by Paul Hunt – President
Finance Minister Jim Flaherty recently announced his desire to commission a Senate Committee into Canadian pricing. There have likely been a number of triggers for his reaction, but J Crew, a specialty apparel retailer, entering Canada at a significant price premium to its US pricing and subsequent reversal I am sure was part of the cause.
Ever since the Canadian dollar reached parity to the US dollar, consumer watch groups have been demanding that pricing come into line across the border. The media has jumped on this story as well. CBC Radio’s popular call in show Cross Country Check Up with Rex Murphy dedicated 3 hours to the issue in a recent airing.
It’s easy to say as consumers that we love low prices, but let’s look at the complicated business issues rather than the political ones.
First, there is the issue of operating costs. Mr. Flaherty correctly identifies the higher cost of doing business in Canada including transportation, tariffs, and real estate costs. He didn’t mention minimum wage rates in Canada which are higher than in the US, and the effect that has on all hourly pay classifications in a business. French-language labeling has an impact here. Production runs for Canadian skus are smaller because it is not possible to use the US package. Given the history of bilingual packaging in Canada, I would not want to be the marketing manager who proposes a trilingual package for NAFTA. Finally, fixed costs are spread over a larger sales base in the US (usually 10 times larger). So, let’s accept that operating in Canada has a higher cost. However, frequent readers of this blog know that cost is not a good basis for determining price — it sets the floor, below which you would not want to do business. Let’s look at some of the other issues.
Retail concentration is much higher in Canada than the US. Whenever the issue of pricing parity comes up, the context is retail pricing. But with a smaller population base, and access to capital tighter in Canada than the US, trade channels (consumer or commercial) have either never broadened the way they have in the US, or they have consolidated. Either way, fewer sales channels mean higher prices.

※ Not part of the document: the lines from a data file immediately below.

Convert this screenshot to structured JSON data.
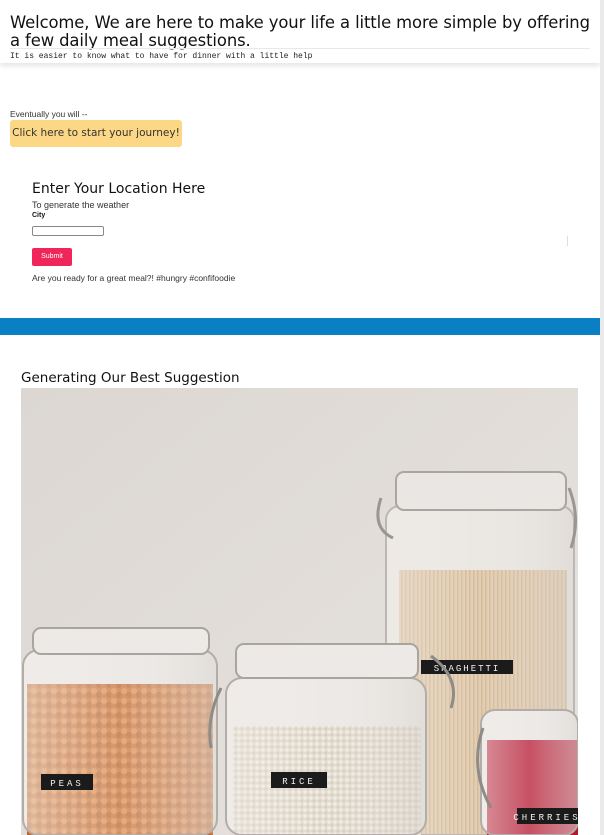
{
  "header": {
    "title": "Welcome, We are here to make your life a little more simple by offering a few daily meal suggestions.",
    "subtitle": "It is easier to know what to have for dinner with a little help"
  },
  "journey": {
    "prompt": "Eventually you will --",
    "button_label": "Click here to start your journey!"
  },
  "location": {
    "title": "Enter Your Location Here",
    "subtitle": "To generate the weather",
    "city_label": "City",
    "city_value": "",
    "submit_label": "Submit",
    "tagline": "Are you ready for a great meal?! #hungry #confifoodie"
  },
  "suggestion": {
    "title": "Generating Our Best Suggestion",
    "jar_labels": [
      "PEAS",
      "RICE",
      "SPAGHETTI",
      "CHERRIES"
    ]
  },
  "colors": {
    "journey_button": "#fcd785",
    "submit_button": "#f0265a",
    "band": "#0a7fc4"
  }
}
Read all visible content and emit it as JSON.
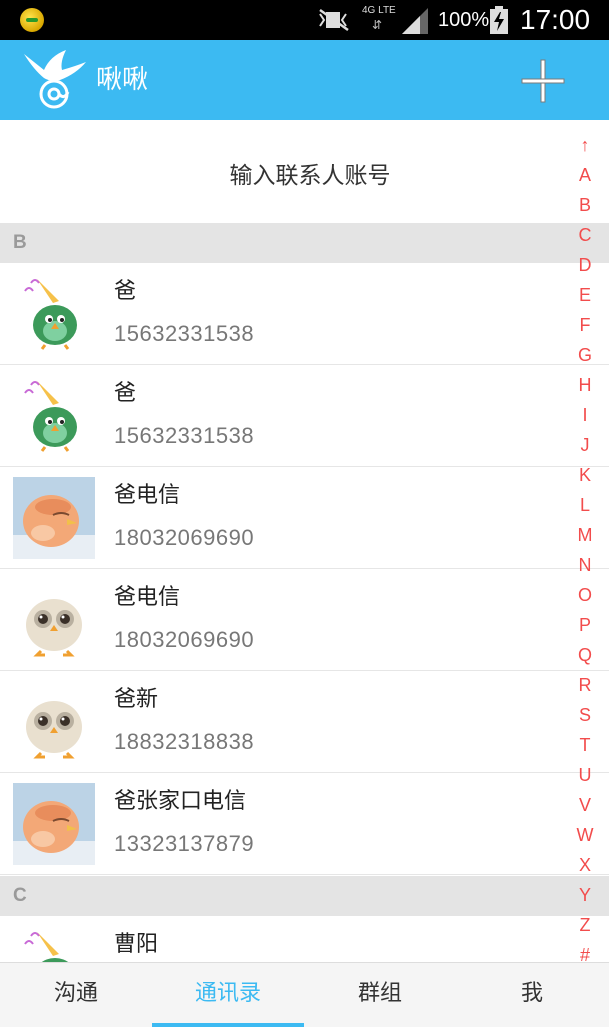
{
  "status_bar": {
    "network": "4G LTE",
    "battery": "100%",
    "time": "17:00"
  },
  "app_bar": {
    "title": "啾啾"
  },
  "search": {
    "placeholder": "输入联系人账号"
  },
  "sections": [
    {
      "letter": "B",
      "contacts": [
        {
          "name": "爸",
          "phone": "15632331538",
          "avatar": "green-bird"
        },
        {
          "name": "爸",
          "phone": "15632331538",
          "avatar": "green-bird"
        },
        {
          "name": "爸电信",
          "phone": "18032069690",
          "avatar": "orange-bird"
        },
        {
          "name": "爸电信",
          "phone": "18032069690",
          "avatar": "white-bird"
        },
        {
          "name": "爸新",
          "phone": "18832318838",
          "avatar": "white-bird"
        },
        {
          "name": "爸张家口电信",
          "phone": "13323137879",
          "avatar": "orange-bird"
        }
      ]
    },
    {
      "letter": "C",
      "contacts": [
        {
          "name": "曹阳",
          "phone": "",
          "avatar": "green-bird"
        }
      ]
    }
  ],
  "alpha_index": [
    "↑",
    "A",
    "B",
    "C",
    "D",
    "E",
    "F",
    "G",
    "H",
    "I",
    "J",
    "K",
    "L",
    "M",
    "N",
    "O",
    "P",
    "Q",
    "R",
    "S",
    "T",
    "U",
    "V",
    "W",
    "X",
    "Y",
    "Z",
    "#"
  ],
  "tabs": [
    {
      "label": "沟通",
      "active": false
    },
    {
      "label": "通讯录",
      "active": true
    },
    {
      "label": "群组",
      "active": false
    },
    {
      "label": "我",
      "active": false
    }
  ],
  "colors": {
    "accent": "#3cbaf2",
    "index_letters": "#f24c4c"
  }
}
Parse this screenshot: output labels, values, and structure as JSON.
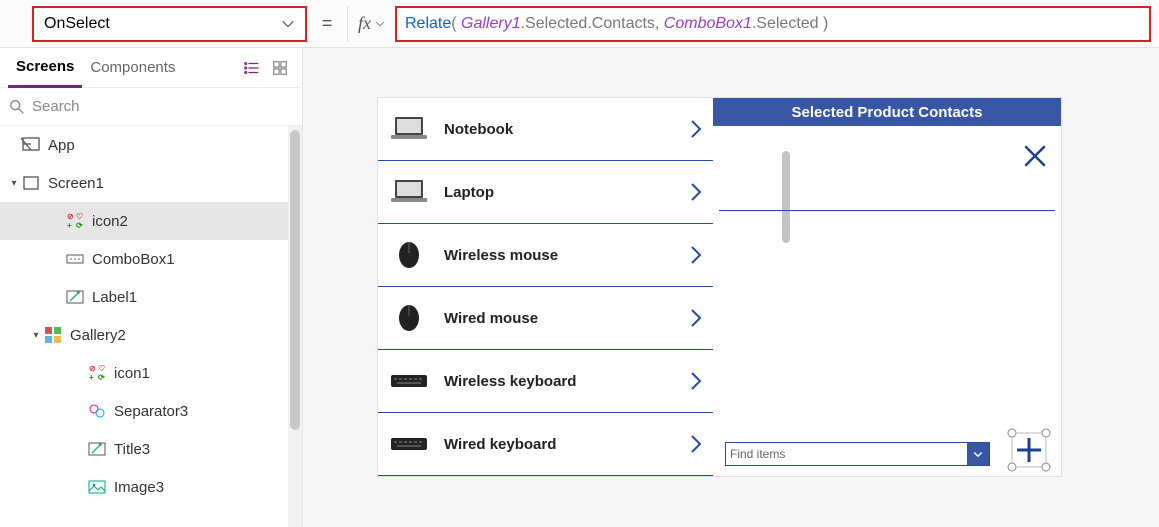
{
  "formula_bar": {
    "property": "OnSelect",
    "formula_tokens": [
      {
        "t": "Relate",
        "c": "blue"
      },
      {
        "t": "( ",
        "c": "grey"
      },
      {
        "t": "Gallery1",
        "c": "purple"
      },
      {
        "t": ".Selected.Contacts, ",
        "c": "grey"
      },
      {
        "t": "ComboBox1",
        "c": "purple"
      },
      {
        "t": ".Selected )",
        "c": "grey"
      }
    ],
    "equals": "="
  },
  "tree_tabs": {
    "screens": "Screens",
    "components": "Components"
  },
  "tree_search_placeholder": "Search",
  "tree": [
    {
      "id": "app",
      "label": "App",
      "kind": "app",
      "depth": 0,
      "caret": ""
    },
    {
      "id": "screen1",
      "label": "Screen1",
      "kind": "screen",
      "depth": 0,
      "caret": "▾"
    },
    {
      "id": "icon2",
      "label": "icon2",
      "kind": "addicon",
      "depth": 2,
      "caret": "",
      "selected": true
    },
    {
      "id": "combo1",
      "label": "ComboBox1",
      "kind": "combo",
      "depth": 2,
      "caret": ""
    },
    {
      "id": "label1",
      "label": "Label1",
      "kind": "label",
      "depth": 2,
      "caret": ""
    },
    {
      "id": "gallery2",
      "label": "Gallery2",
      "kind": "gallery",
      "depth": 1,
      "caret": "▾"
    },
    {
      "id": "icon1",
      "label": "icon1",
      "kind": "addicon",
      "depth": 3,
      "caret": ""
    },
    {
      "id": "sep3",
      "label": "Separator3",
      "kind": "separator",
      "depth": 3,
      "caret": ""
    },
    {
      "id": "title3",
      "label": "Title3",
      "kind": "label",
      "depth": 3,
      "caret": ""
    },
    {
      "id": "image3",
      "label": "Image3",
      "kind": "image",
      "depth": 3,
      "caret": ""
    }
  ],
  "canvas": {
    "header_title": "Selected Product Contacts",
    "products": [
      {
        "title": "Notebook",
        "icon": "laptop"
      },
      {
        "title": "Laptop",
        "icon": "laptop"
      },
      {
        "title": "Wireless mouse",
        "icon": "mouse"
      },
      {
        "title": "Wired mouse",
        "icon": "mouse"
      },
      {
        "title": "Wireless keyboard",
        "icon": "keyboard"
      },
      {
        "title": "Wired keyboard",
        "icon": "keyboard"
      }
    ],
    "combo_placeholder": "Find items"
  }
}
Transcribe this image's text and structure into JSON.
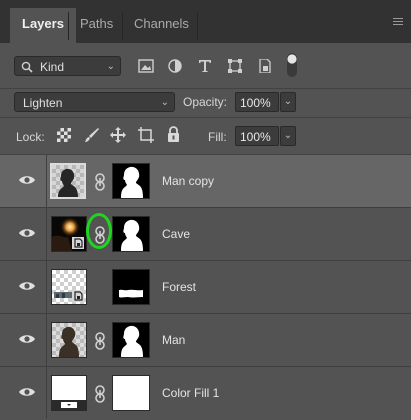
{
  "tabs": [
    {
      "label": "Layers",
      "active": true
    },
    {
      "label": "Paths",
      "active": false
    },
    {
      "label": "Channels",
      "active": false
    }
  ],
  "filter": {
    "kind_label": "Kind",
    "icons": [
      "pixel-filter-icon",
      "adjustment-filter-icon",
      "type-filter-icon",
      "shape-filter-icon",
      "smart-object-filter-icon",
      "filter-toggle-icon"
    ]
  },
  "blend": {
    "mode": "Lighten",
    "opacity_label": "Opacity:",
    "opacity_value": "100%"
  },
  "lock": {
    "label": "Lock:",
    "icons": [
      "lock-transparent-icon",
      "lock-image-icon",
      "lock-position-icon",
      "lock-artboard-icon",
      "lock-all-icon"
    ],
    "fill_label": "Fill:",
    "fill_value": "100%"
  },
  "layers": [
    {
      "name": "Man copy",
      "selected": true
    },
    {
      "name": "Cave",
      "selected": false
    },
    {
      "name": "Forest",
      "selected": false
    },
    {
      "name": "Man",
      "selected": false
    },
    {
      "name": "Color Fill 1",
      "selected": false
    }
  ],
  "colors": {
    "panel_bg": "#535353",
    "tab_bar_bg": "#323232",
    "selected_layer_bg": "#666666",
    "highlight_ring": "#1fd61f"
  }
}
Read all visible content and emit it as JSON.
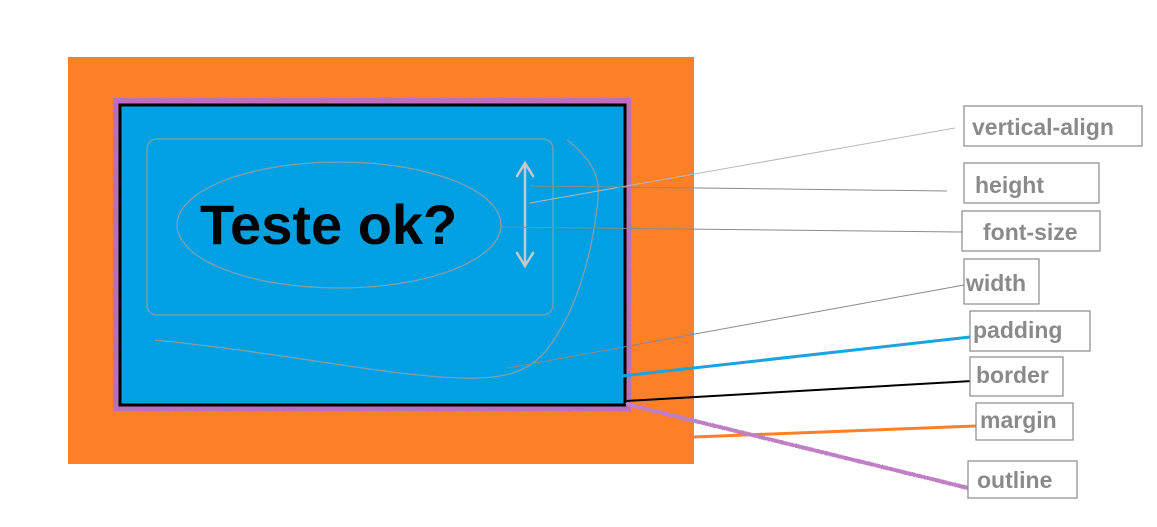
{
  "sample_text": "Teste ok?",
  "labels": {
    "vertical_align": "vertical-align",
    "height": "height",
    "font_size": "font-size",
    "width": "width",
    "padding": "padding",
    "border": "border",
    "margin": "margin",
    "outline": "outline"
  },
  "colors": {
    "margin": "#fd7f28",
    "padding": "#00a0e3",
    "border": "#000000",
    "outline": "#b86fbb",
    "guide": "#8a8a8a",
    "label_text": "#8a8a8a"
  }
}
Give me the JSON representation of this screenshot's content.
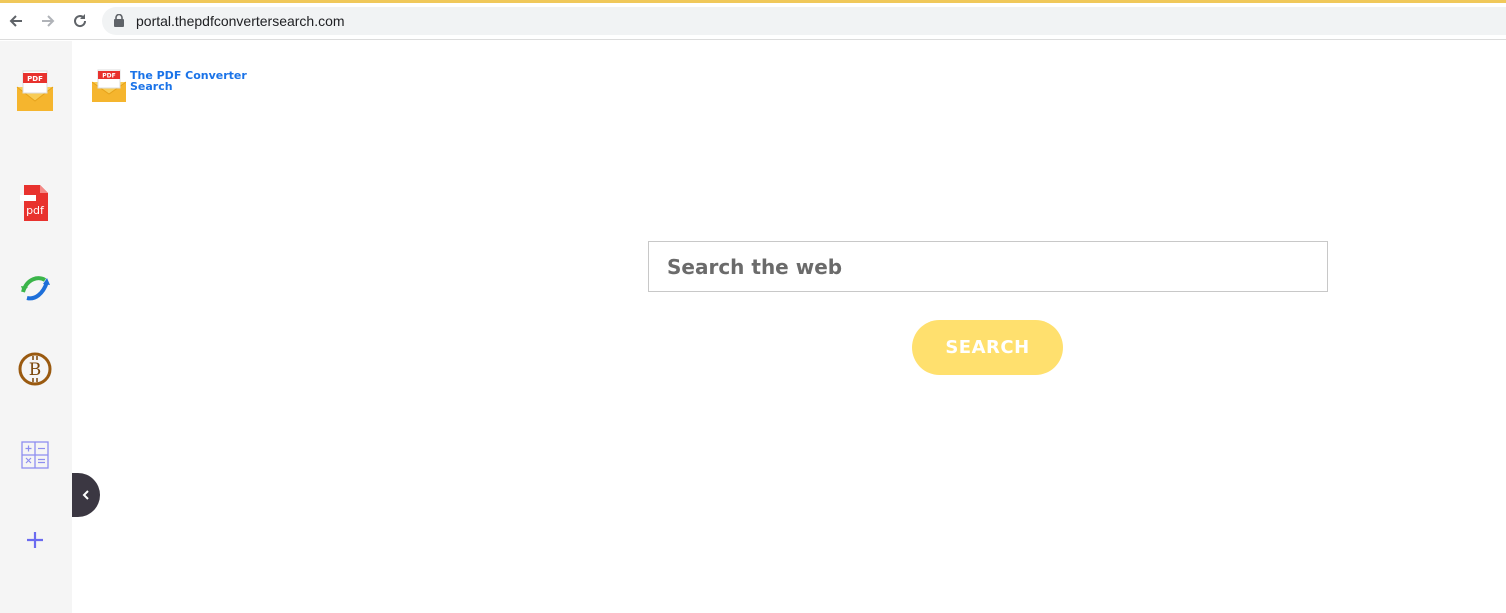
{
  "browser": {
    "url": "portal.thepdfconvertersearch.com",
    "accent_color": "#f0c85a"
  },
  "logo": {
    "line1": "The PDF Converter",
    "line2": "Search",
    "badge": "PDF"
  },
  "sidebar": {
    "items": [
      {
        "name": "pdf-envelope-icon",
        "badge": "PDF"
      },
      {
        "name": "pdf-file-icon",
        "label": "pdf"
      },
      {
        "name": "convert-arrows-icon"
      },
      {
        "name": "bitcoin-icon"
      },
      {
        "name": "calculator-icon"
      },
      {
        "name": "plus-icon"
      }
    ]
  },
  "search": {
    "placeholder": "Search the web",
    "button_label": "SEARCH",
    "button_color": "#ffe06e"
  }
}
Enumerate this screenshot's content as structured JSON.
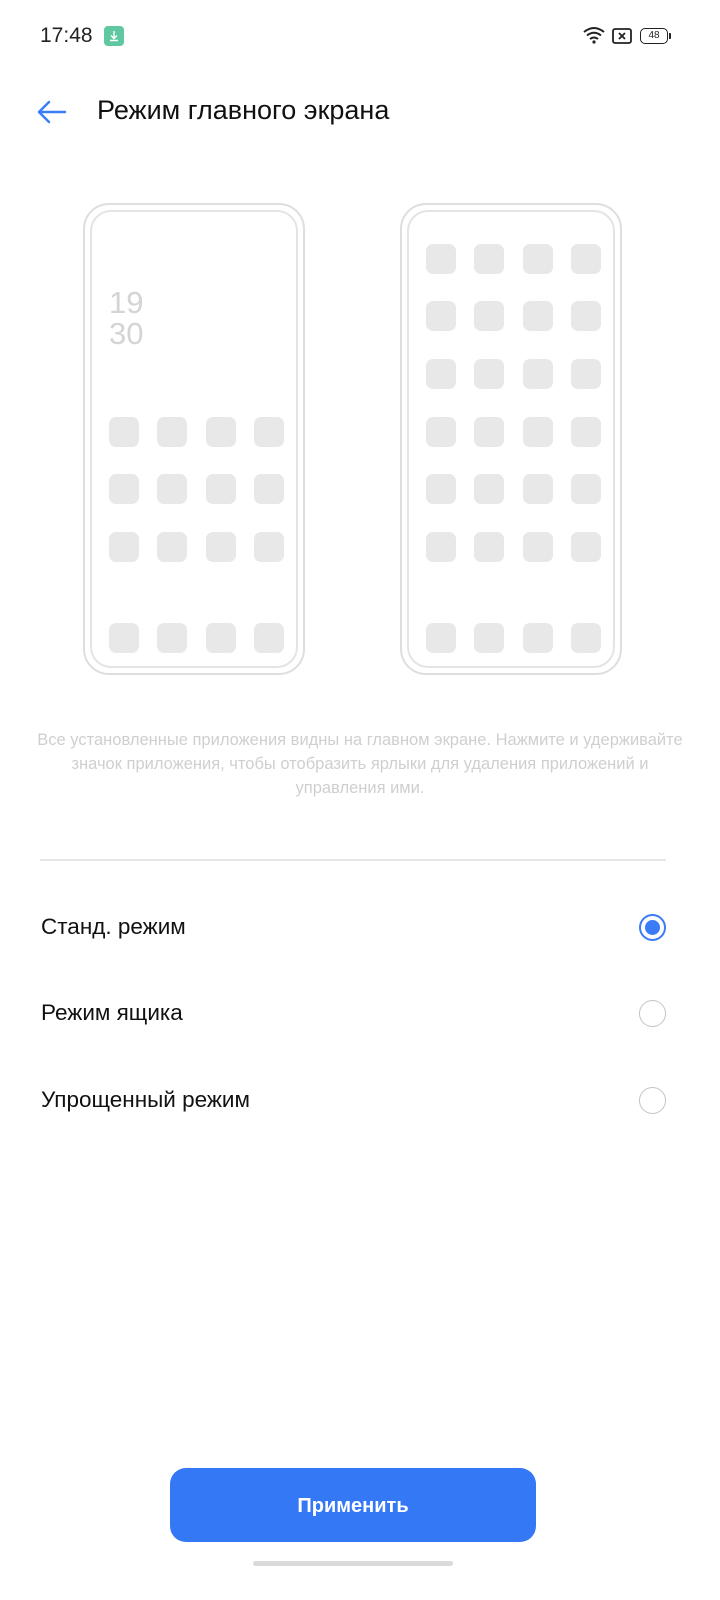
{
  "status_bar": {
    "time": "17:48",
    "battery": "48"
  },
  "header": {
    "title": "Режим главного экрана"
  },
  "preview": {
    "standard_clock_hour": "19",
    "standard_clock_minute": "30"
  },
  "description": "Все установленные приложения видны на главном экране. Нажмите и удерживайте значок приложения, чтобы отобразить ярлыки для удаления приложений и управления ими.",
  "options": [
    {
      "label": "Станд. режим",
      "selected": true
    },
    {
      "label": "Режим ящика",
      "selected": false
    },
    {
      "label": "Упрощенный режим",
      "selected": false
    }
  ],
  "apply_button": {
    "label": "Применить"
  },
  "colors": {
    "accent": "#3478f6",
    "radio_checked": "#3a7bf6",
    "badge": "#5fc8a0"
  }
}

On the other hand, we have had several clients who have been faced with tremendous pressure from retailers to roll back prices. (Fewer channels also mean you cannot afford to be shut out of any of them). Unfortunately these price decreases rarely find their way to the end consumer.
Cultural differences are also important to consider. The archetypal pricer is a “diplomat” rather than a “general.” Diplomats gather information, build consensus, assess options and determine whether it is worth going to war for an issue (or reduce price). Generals on the other hand prefer to shoot first and ask questions later. At the risk of painting with a very broad brush, Canadians are the world’s diplomats while Americans are the world’s generals. Understanding the nuance of communication, gathering information and selling based on value is a better way to win a customer than cutting a price. But if you are culturally pre-disposed to winning all battles, the result over time will be lower prices to the end consumer. In my work in many countries around the world, I have found that Americans have a harder time resisting the urge to cut price and win a deal than managers from almost any other country.
Do you need a Canadian brand manager if the pricing and marketing match that of the US brand? I know one account manager who finally told the buyer he was dealing with “Look, if I give you this price concession, we are both out of a job.” Canadian marketers have to believe they add incremental value. Their understanding of the Canadian market and where prices can be premium and where they need to be reduced has to result in higher profits for their company, or their job will vanish.
European managers spend a lot of time worrying about price harmonization – preventing grey market and arbitrage opportunities that arise from price differences between countries. At the end of the day, the era of significant price premiums in Canada may be nearing an end. In Europe companies have invested a lot of money to develop tools and processes to ensure that prices are within a price band. Multinational distributors quickly arbitrage price differences in Europe. The risk is that your customers cherry pick the lowest price in any market on every item. Therefore gathering the data, defining processes for keeping it up to date, and developing a strategy for how to set appropriate price bands has been a key initiative for our European practice for several years now. It is only a matter of time before this process must be adopted in North America.
Mr. Flaherty’s objectives are noble, and millions of Canadian consumers will thank him for taking on big business. However, the issues are incredibly complex from a business perspective and the Senate will definitely have its hands full.
Jim Saunders leads the Pricing Management practice at Pricing Solutions, an international pricing strategy consultancy dedicated to helping clients achieve World Class Pricing competency. Pricing Solutions publishes a monthly pricing column in the FP Executive, and also writes for the Pricing Solutions Club.